Poet, activist, interpreter of the ordinary; heiress of a nomadic lineage extending into the Ruwenzori Mountains of Uganda and the shadows of New York’s Yankee Stadium. Jessica Horn won the IRN Fanny Ann Eddy Poetry Prize in 2009 for her poem They have killed Sizakele and the Sojourner Poetry Prize judged by June Jordan in 2001 for her poem Dis U.N: For Rwanda. Her prose-poem Dreamings was profiled in the International Museum of Women’s online exhibition Imagining Ourselves. She is also the author of a collection Speaking in Toungues (Mouthmark, 2006). Jessica works in Africa and internationally on issues of women’s rights, health, violence and peace building.

Jessica Horn

Biography

Poet, activist, interpreter of the ordinary; heiress of a nomadic lineage extending into the Ruwenzori Mountains of Uganda and the shadows of New York’s Yankee Stadium. Jessica Horn won the IRN Fanny Ann Eddy Poetry Prize in 2009 for her poem They have killed Sizakele and the Sojourner Poetry Prize judged by June Jordan in 2001 for her poem Dis U.N: For Rwanda. Her prose-poem Dreamings was profiled in the International Museum of Women’s online exhibition Imagining Ourselves.

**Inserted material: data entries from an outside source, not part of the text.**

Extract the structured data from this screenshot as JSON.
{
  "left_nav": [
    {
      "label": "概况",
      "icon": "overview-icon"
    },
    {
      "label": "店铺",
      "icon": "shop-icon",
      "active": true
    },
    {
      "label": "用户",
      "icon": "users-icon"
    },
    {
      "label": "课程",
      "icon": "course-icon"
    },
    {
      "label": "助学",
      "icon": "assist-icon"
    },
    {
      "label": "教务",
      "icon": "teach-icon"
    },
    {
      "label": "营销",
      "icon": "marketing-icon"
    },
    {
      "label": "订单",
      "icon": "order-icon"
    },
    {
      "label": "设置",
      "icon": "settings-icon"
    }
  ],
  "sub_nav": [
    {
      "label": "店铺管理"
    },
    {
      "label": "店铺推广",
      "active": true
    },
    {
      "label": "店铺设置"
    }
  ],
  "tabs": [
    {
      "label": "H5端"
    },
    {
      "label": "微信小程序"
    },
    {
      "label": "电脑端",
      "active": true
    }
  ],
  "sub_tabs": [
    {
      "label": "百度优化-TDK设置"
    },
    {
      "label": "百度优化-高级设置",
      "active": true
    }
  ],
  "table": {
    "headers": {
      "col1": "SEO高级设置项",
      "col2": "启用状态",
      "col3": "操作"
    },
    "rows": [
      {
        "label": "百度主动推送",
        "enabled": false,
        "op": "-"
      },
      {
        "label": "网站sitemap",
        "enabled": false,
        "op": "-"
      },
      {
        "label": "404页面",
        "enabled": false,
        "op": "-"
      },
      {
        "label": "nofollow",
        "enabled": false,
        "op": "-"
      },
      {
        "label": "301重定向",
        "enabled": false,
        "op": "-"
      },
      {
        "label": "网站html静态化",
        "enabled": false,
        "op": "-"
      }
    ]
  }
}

She is also the author of a collection Speaking in Toungues (Mouthmark, 2006). Jessica works in Africa and internationally on issues of women’s rights, health, violence and peace building.

Uganda haikus (sunrise to 9pm)

Enlarge poem

sunrise. red earth crows
as loud as the rooster for
raindrops, falling seeds

day awakens her
fresh limbs, lays out promises
of millet and tea

Bakongo women
glide to market backs taut as
ndingidi strings

schoolmaster passes
students tremble single file
small eyes starched silent

women’s gossip swells
essential as matoke
in the midday heat

needle drowning in
kanzu cloth, as delicate
as the call to prayer

moonrise. ageing man
pacing towards home weary
as the day’s gunfire

Featured Poem:

Lament in ebony

Enlarge poem

arms are meant for embracing
minds to cultivate dreams of flight

I see you blackchild
ebony skin and white teeth
resident of shadowlands
the carcass of Gulu town

morning has mothered no millet
afternoon no tea
howling belly full of gunfire
rumbling like raging sky

arms are meant for embracing
minds to cultivate dreams of flight

I see you blackhild
camouflage and swagger
patrolling Harlseden pavements
playground of rebels with no cause

dawn rises on broken bottles
dusk on spliffs and rock
howling belly full of gunfire
yearning for a new high

arms are meant for embracing
minds to cultivate dreams of flight

How does this featured poem make you feel?

  • Amazement (2)
  • Pride (0)
  • Optimism (0)
  • Anger (0)
  • Delight (0)
  • Inspiration (2)
  • Reflection (2)
  • Captivation (0)
  • Peace (0)
  • Amusement (0)
  • Sorrow (2)
  • Vigour (1)
  • Hope (1)
  • Sadness (4)
  • Fear (0)
  • Jubilation (0)

Uganda haikus (sunrise to 9pm)

Enlarge poem

sunrise. red earth crows
as loud as the rooster for
raindrops, falling seeds

day awakens her
fresh limbs, lays out promises
of millet and tea

Bakongo women
glide to market backs taut as
ndingidi strings

schoolmaster passes
students tremble single file
small eyes starched silent

women’s gossip swells
essential as matoke
in the midday heat

needle drowning in
kanzu cloth, as delicate
as the call to prayer

moonrise. ageing man
pacing towards home weary
as the day’s gunfire

Comments

Your email address will not be published.